> **EXERCISE OBJECTIVE**: Extract the complete data exactly as given.

> **DATA FOR THIS TASK**:
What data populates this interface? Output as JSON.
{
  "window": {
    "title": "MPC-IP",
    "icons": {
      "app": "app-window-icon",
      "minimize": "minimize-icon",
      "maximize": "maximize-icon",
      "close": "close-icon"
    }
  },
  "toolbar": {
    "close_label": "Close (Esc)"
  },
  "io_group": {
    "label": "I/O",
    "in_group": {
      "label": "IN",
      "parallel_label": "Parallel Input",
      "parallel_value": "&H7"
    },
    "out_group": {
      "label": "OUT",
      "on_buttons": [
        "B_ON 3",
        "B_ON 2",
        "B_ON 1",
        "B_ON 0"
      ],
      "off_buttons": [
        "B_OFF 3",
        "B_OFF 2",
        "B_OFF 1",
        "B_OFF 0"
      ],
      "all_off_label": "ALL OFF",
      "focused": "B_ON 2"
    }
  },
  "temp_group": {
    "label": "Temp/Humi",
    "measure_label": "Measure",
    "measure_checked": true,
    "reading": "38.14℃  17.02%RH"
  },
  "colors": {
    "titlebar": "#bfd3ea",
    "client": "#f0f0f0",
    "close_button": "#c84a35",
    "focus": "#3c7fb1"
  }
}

> **ANSWER FOR THE TASK**:
What data populates this interface? Output as JSON.
{
  "window": {
    "title": "MPC-IP",
    "icons": {
      "app": "app-window-icon",
      "minimize": "minimize-icon",
      "maximize": "maximize-icon",
      "close": "close-icon"
    }
  },
  "toolbar": {
    "close_label": "Close (Esc)"
  },
  "io_group": {
    "label": "I/O",
    "in_group": {
      "label": "IN",
      "parallel_label": "Parallel Input",
      "parallel_value": "&H7"
    },
    "out_group": {
      "label": "OUT",
      "on_buttons": [
        "B_ON 3",
        "B_ON 2",
        "B_ON 1",
        "B_ON 0"
      ],
      "off_buttons": [
        "B_OFF 3",
        "B_OFF 2",
        "B_OFF 1",
        "B_OFF 0"
      ],
      "all_off_label": "ALL OFF",
      "focused": "B_ON 2"
    }
  },
  "temp_group": {
    "label": "Temp/Humi",
    "measure_label": "Measure",
    "measure_checked": true,
    "reading": "38.14℃  17.02%RH"
  },
  "colors": {
    "titlebar": "#bfd3ea",
    "client": "#f0f0f0",
    "close_button": "#c84a35",
    "focus": "#3c7fb1"
  }
}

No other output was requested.